§ Exercise aim
Go through the listing and return every line with "EndNote" in it.
===
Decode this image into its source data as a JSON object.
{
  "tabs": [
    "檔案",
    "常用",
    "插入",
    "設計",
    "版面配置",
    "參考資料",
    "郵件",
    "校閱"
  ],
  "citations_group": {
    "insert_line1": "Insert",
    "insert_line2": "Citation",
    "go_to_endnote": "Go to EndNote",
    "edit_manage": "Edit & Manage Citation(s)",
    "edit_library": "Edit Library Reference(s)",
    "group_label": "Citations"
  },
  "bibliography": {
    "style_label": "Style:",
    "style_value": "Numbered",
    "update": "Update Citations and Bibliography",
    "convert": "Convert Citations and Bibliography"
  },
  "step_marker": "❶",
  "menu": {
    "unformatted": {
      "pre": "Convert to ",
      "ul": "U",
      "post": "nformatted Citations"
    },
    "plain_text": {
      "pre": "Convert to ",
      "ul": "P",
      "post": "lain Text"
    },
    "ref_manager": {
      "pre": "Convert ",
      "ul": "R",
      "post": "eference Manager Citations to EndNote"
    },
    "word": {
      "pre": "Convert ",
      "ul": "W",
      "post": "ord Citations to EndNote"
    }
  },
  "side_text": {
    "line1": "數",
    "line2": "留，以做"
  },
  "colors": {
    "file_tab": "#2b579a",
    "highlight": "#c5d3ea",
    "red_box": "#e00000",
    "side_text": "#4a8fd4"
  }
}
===
§ Solved exercise
    "go_to_endnote": "Go to EndNote",
      "post": "eference Manager Citations to EndNote"
      "post": "ord Citations to EndNote"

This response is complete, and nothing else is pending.